- Black Star mosaic plants feature foliage that shows off the dark green color of the leaves with fewer deep red veins than there are on other fittonia varieties.
- Frankie nerve plants are distinctive for their pretty pink leaves with dark green edges.
- White Anne foliage has bold white veins that stand out against the dark green leaf color.
- Juanita is a large-leaf fittonia variety with intricate bright red veining.
- White Brocade is similar to Juanita, except that its large leaves have white veins.
- Purple Vein is another large-leaf variety that’s light-lavender colored veins contrast beautifully against the dark green leaves.
- Pink Angel is a compact fittonia variety with small, intensely pink leaves.
- Ruby Red fittonia plants feature richly variegated foliage that’s dark green with richly red colored veins.
- Mini White nerve plants are small in size, featuring dainty green leaves with white veins.
I hope you enjoyed this article about nerve plant care.
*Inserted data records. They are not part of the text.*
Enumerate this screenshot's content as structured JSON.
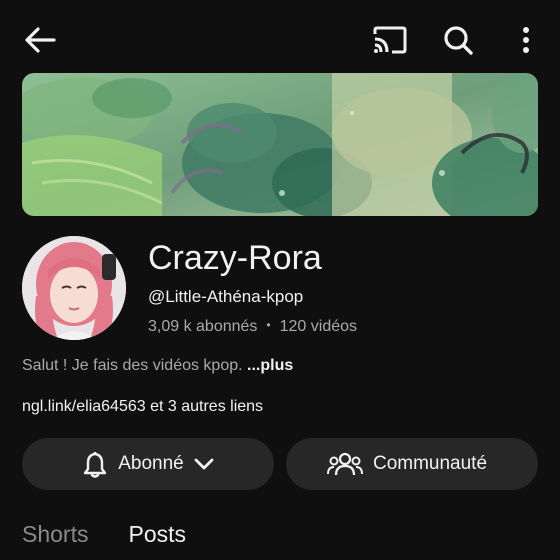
{
  "header": {
    "back_icon": "arrow-left-icon",
    "cast_icon": "cast-icon",
    "search_icon": "search-icon",
    "more_icon": "more-vertical-icon"
  },
  "channel": {
    "name": "Crazy-Rora",
    "handle": "@Little-Athéna-kpop",
    "subscribers": "3,09 k abonnés",
    "separator": "•",
    "videos": "120 vidéos",
    "description": "Salut ! Je fais des vidéos kpop.",
    "more_label": "...plus",
    "links_text": "ngl.link/elia64563 et 3 autres liens"
  },
  "actions": {
    "subscribed_label": "Abonné",
    "community_label": "Communauté"
  },
  "tabs": [
    {
      "label": "Shorts",
      "active": false
    },
    {
      "label": "Posts",
      "active": true
    }
  ],
  "colors": {
    "background": "#0f0f0f",
    "pill": "#272727",
    "text_primary": "#f1f1f1",
    "text_secondary": "#aaaaaa"
  }
}
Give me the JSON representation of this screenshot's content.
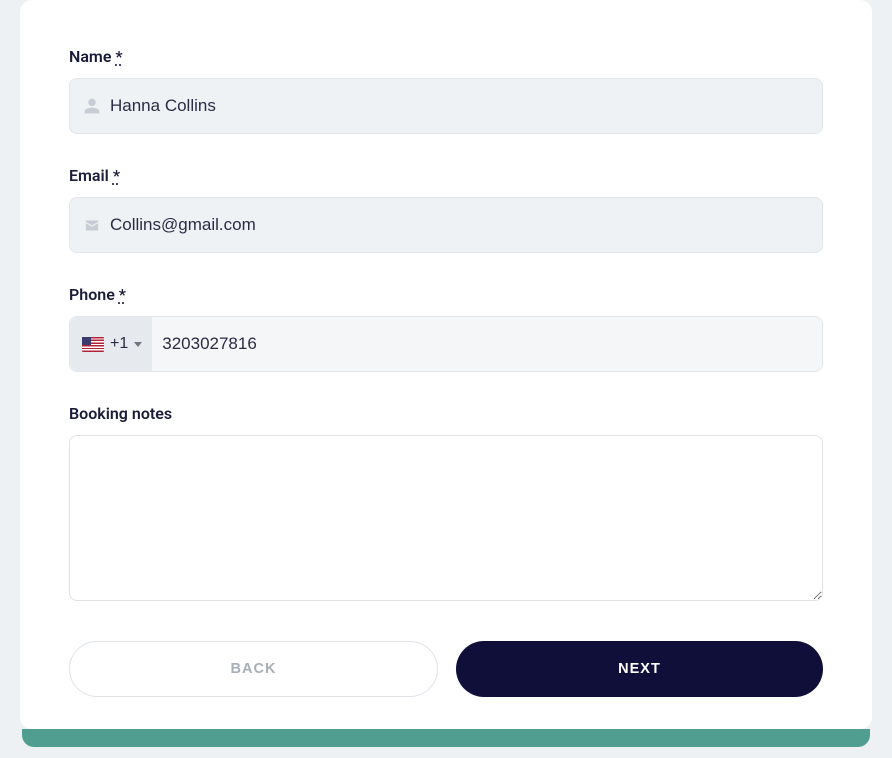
{
  "form": {
    "name": {
      "label": "Name ",
      "required_marker": "*",
      "value": "Hanna Collins"
    },
    "email": {
      "label": "Email ",
      "required_marker": "*",
      "value": "Collins@gmail.com"
    },
    "phone": {
      "label": "Phone ",
      "required_marker": "*",
      "country_code": "+1",
      "value": "3203027816"
    },
    "notes": {
      "label": "Booking notes",
      "value": ""
    }
  },
  "buttons": {
    "back": "BACK",
    "next": "NEXT"
  }
}
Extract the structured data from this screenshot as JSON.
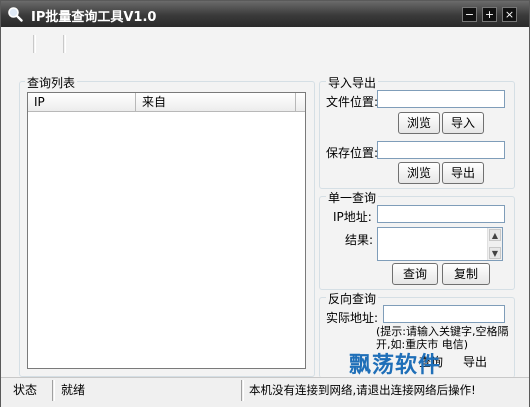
{
  "window": {
    "title": "IP批量查询工具V1.0",
    "controls": {
      "minimize": "−",
      "maximize": "+",
      "close": "×"
    }
  },
  "query_list": {
    "legend": "查询列表",
    "columns": [
      "IP",
      "来自"
    ]
  },
  "import_export": {
    "legend": "导入导出",
    "file_label": "文件位置:",
    "file_value": "",
    "browse1": "浏览",
    "import": "导入",
    "save_label": "保存位置:",
    "save_value": "",
    "browse2": "浏览",
    "export": "导出"
  },
  "single_query": {
    "legend": "单一查询",
    "ip_label": "IP地址:",
    "ip_value": "",
    "result_label": "结果:",
    "result_value": "",
    "query": "查询",
    "copy": "复制"
  },
  "reverse_query": {
    "legend": "反向查询",
    "address_label": "实际地址:",
    "address_value": "",
    "hint": "(提示:请输入关键字,空格隔开,如:重庆市 电信)",
    "query": "查询",
    "export": "导出"
  },
  "statusbar": {
    "status_label": "状态",
    "status_value": "就绪",
    "message": "本机没有连接到网络,请退出连接网络后操作!"
  },
  "watermark": "飘荡软件",
  "colors": {
    "titlebar": "#3a3a3a",
    "panel": "#f3f3f3",
    "watermark": "#1f6fb8"
  }
}
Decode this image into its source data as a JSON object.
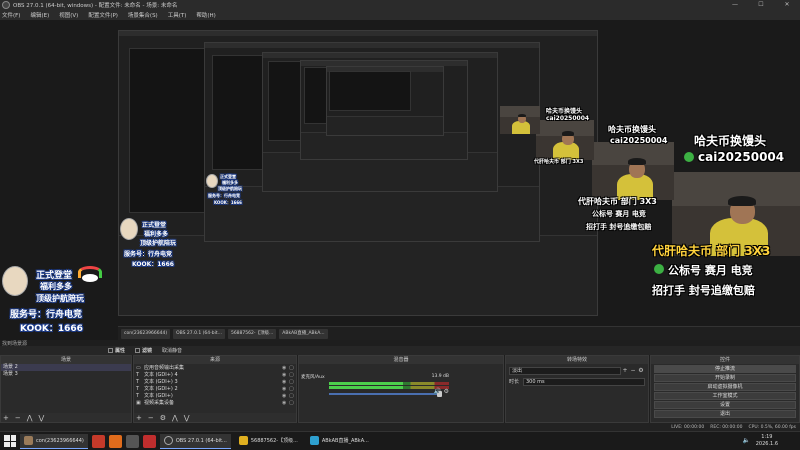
{
  "window": {
    "title": "OBS 27.0.1 (64-bit, windows) - 配置文件: 未命名 - 场景: 未命名",
    "controls": [
      "—",
      "☐",
      "✕"
    ]
  },
  "menu": [
    "文件(F)",
    "编辑(E)",
    "视图(V)",
    "配置文件(P)",
    "场景集合(S)",
    "工具(T)",
    "帮助(H)"
  ],
  "overlay": {
    "promo_lines": [
      "正式登堂",
      "福利多多",
      "顶级护航陪玩",
      "服务号：行舟电竞",
      "KOOK：1666"
    ],
    "cam_caption_1": "哈夫币换馒头",
    "cam_caption_2": "cai20250004",
    "cam_caption_3": "代肝哈夫币 部门 3X3",
    "cam_caption_4": "公标号 赛月 电竞",
    "cam_caption_5": "招打手 封号追缴包赔",
    "inner_tasks": [
      "con(23623966644)",
      "OBS 27.0.1 (64-bit...",
      "56887562-【顶级...",
      "ABkAB直播_ABkA..."
    ]
  },
  "statusline": "找到场景源",
  "preview_bar": {
    "stats": "属性",
    "filters": "滤镜",
    "transition": "取消静音"
  },
  "docks": {
    "scenes": {
      "title": "场景",
      "items": [
        "场景 2",
        "场景 3"
      ]
    },
    "sources": {
      "title": "来源",
      "items": [
        {
          "icon": "monitor-icon",
          "glyph": "▭",
          "label": "应用音频输出采集"
        },
        {
          "icon": "text-icon",
          "glyph": "T",
          "label": "文本 (GDI+) 4"
        },
        {
          "icon": "text-icon",
          "glyph": "T",
          "label": "文本 (GDI+) 3"
        },
        {
          "icon": "text-icon",
          "glyph": "T",
          "label": "文本 (GDI+) 2"
        },
        {
          "icon": "text-icon",
          "glyph": "T",
          "label": "文本 (GDI+)"
        },
        {
          "icon": "camera-icon",
          "glyph": "▣",
          "label": "视频采集设备"
        }
      ]
    },
    "mixer": {
      "title": "混音器",
      "channels": [
        {
          "name": "麦克风/Aux",
          "db": "13.9 dB",
          "level": 0.62
        },
        {
          "name": "桌面音频",
          "db": "0.0 dB",
          "level": 0.45
        }
      ]
    },
    "transitions": {
      "title": "转场特效",
      "selected": "淡出",
      "duration_label": "时长",
      "duration": "300 ms"
    },
    "controls": {
      "title": "控件",
      "buttons": [
        "停止推流",
        "开始录制",
        "启动虚拟摄像机",
        "工作室模式",
        "设置",
        "退出"
      ]
    }
  },
  "obs_status": {
    "live": "LIVE: 00:00:00",
    "rec": "REC: 00:00:00",
    "cpu": "CPU: 0.5%, 60.00 fps"
  },
  "taskbar": {
    "tasks": [
      "con(23623966644)",
      "OBS 27.0.1 (64-bit...",
      "56887562-【顶级...",
      "ABkAB直播_ABkA..."
    ],
    "time": "1:19",
    "date": "2026.1.6"
  },
  "colors": {
    "accent": "#7aa7ff",
    "meter_green": "#4cd04c",
    "bg": "#1e1e1e"
  }
}
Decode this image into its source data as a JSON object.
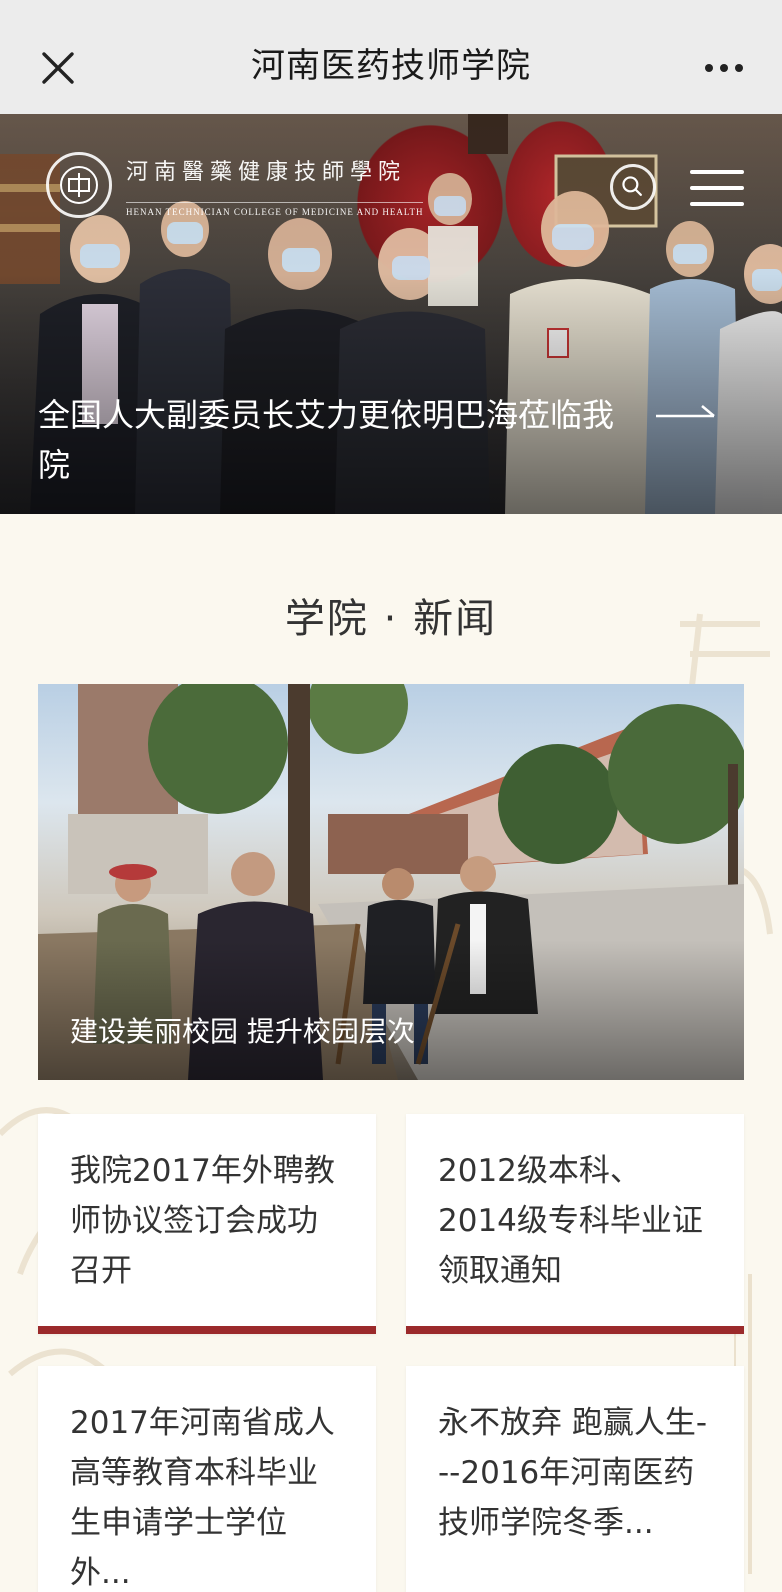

If you have any questions, please get in touch by leaving a comment below.
If you’d like to learn more about keeping your houseplants looking great, check out the rest of my articles, or head over to my resources section. I’ve put together a great collection of books, tools and resources to help you to keep your plants healthy and develop your gardening skills and knowledge. Happy gardening.